fio is an I/O tool meant to be used both for benchmark and stress/hardware verification. It has support for 13 different types of I/O engines (sync, mmap, libaio, posixaio, SG v3, splice, null, network, syslet, guasi, solarisaio, and more), I/O priorities (for newer Linux kernels), rate I/O, forked or threaded jobs, and much more. It can work on block devices as well as files. fio accepts job descriptions in a simple-to-understand text format. Several example job files are included. fio displays all sorts of I/O performance information, including complete IO latencies and percentiles. Fio is in wide use in many places, for both benchmarking, QA, and verification purposes. It supports Linux, FreeBSD, NetBSD, OS X, OpenSolaris, AIX, HP-UX, and Windows.
Gollem is a Web-based file manager that provides the ability to fully manage a hierarchical file system stored in a variety of backends such as a SQL database, as part of a real filesystem, or on FTP, Samba or SSH servers. It supports uploading and downloading of files, basic file operations, permissions support, and MIME recognition and viewing of files through the Horde MIME library. It is fully internationalized and translatable.
libguestfs is a set of tools for accessing and modifying virtual machine (VM) disk images. You can use this for viewing and editing files inside guests, scripting changes to VMs, monitoring disk used/free statistics, P2V, V2V, performing partial backups, cloning VMs, and much more. libguestfs can access nearly any type of filesystem including: all known types of Linux filesystem (ext2/3/4, XFS, btrfs, etc.), any Windows filesystem (VFAT and NTFS), any Mac OS X and BSD filesystems, LVM2 volumes, MBR and GPT disk partitions, raw disks, qcow2, CD and DVD ISO images, SD cards, and dozens more. libguestfs doesn't need root permissions.
Parrot and Chirp are user-level tools that make it easy to rapidly deploy wide area filesystems. Parrot is the client component: it transparently attaches to unmodified applications, and redirects their system calls to various remote servers. A variety of controls can be applied to modify the namespace and resources available to the application. Chirp is the server component: it allows an ordinary user to easily export and share storage across the wide area with a single command. A rich access control system allows users to mix and match multiple authentication types. Parrot and Chirp are most useful in the context of large scale distributed systems such as clusters, clouds, and grids where one may have limited permissions to install software.

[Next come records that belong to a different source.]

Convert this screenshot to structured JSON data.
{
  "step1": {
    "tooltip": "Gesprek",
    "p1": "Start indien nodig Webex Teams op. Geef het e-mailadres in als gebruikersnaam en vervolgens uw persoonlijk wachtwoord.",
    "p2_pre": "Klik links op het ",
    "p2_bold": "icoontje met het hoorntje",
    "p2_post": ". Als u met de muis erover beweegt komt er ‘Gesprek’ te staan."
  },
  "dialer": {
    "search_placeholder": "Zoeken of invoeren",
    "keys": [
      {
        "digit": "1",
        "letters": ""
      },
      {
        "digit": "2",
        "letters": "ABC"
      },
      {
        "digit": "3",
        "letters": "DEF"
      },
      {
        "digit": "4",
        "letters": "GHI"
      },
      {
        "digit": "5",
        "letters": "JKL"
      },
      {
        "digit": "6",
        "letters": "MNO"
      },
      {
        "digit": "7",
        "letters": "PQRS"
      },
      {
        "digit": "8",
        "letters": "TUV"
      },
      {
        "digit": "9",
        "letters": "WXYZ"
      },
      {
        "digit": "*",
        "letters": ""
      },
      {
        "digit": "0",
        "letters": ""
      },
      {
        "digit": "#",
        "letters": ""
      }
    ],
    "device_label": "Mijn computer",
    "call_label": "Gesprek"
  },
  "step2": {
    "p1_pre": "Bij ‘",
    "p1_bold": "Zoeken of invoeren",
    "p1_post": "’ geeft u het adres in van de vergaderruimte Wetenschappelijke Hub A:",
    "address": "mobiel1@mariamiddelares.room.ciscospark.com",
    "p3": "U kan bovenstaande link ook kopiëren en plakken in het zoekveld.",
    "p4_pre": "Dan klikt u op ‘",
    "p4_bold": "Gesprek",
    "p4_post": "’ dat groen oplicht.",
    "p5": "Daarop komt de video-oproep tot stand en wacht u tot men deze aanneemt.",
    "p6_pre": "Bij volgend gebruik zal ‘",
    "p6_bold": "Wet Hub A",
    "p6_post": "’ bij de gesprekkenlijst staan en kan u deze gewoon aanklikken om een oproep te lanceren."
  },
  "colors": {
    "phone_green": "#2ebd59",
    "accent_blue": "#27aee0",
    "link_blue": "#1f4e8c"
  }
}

DFF (Digital Forensics Framework) is a simple but powerful tool with a flexible module system which will help you in your digital forensics works, including file recovery due to error or crash, evidence research and analysis, etc. DFF provides a robust architecture and some handy modules.
fsarchiver is a system tool that allows you to save the contents of a filesystem to a compressed archive file. The filesystem can be restored on a partition that has a different size, and it can be restored on a different filesystem. Unlike tar/dar, fsarchiver also creates the filesystem when it extracts the data to partitions. Everything is checksummed in the archive in order to protect the data. If the archive is corrupt, you just lose the current file, not the whole archive.
trash-cli is a command line interface to the FreeDesktop.org trashcan. It implements the FreeDesktop.org trash specification. For each trashed file, it will remember the name, original path, date of deletion, and permissions. It interoperates with KDE and GNOME Trash, and is CLI compatible with the rm command.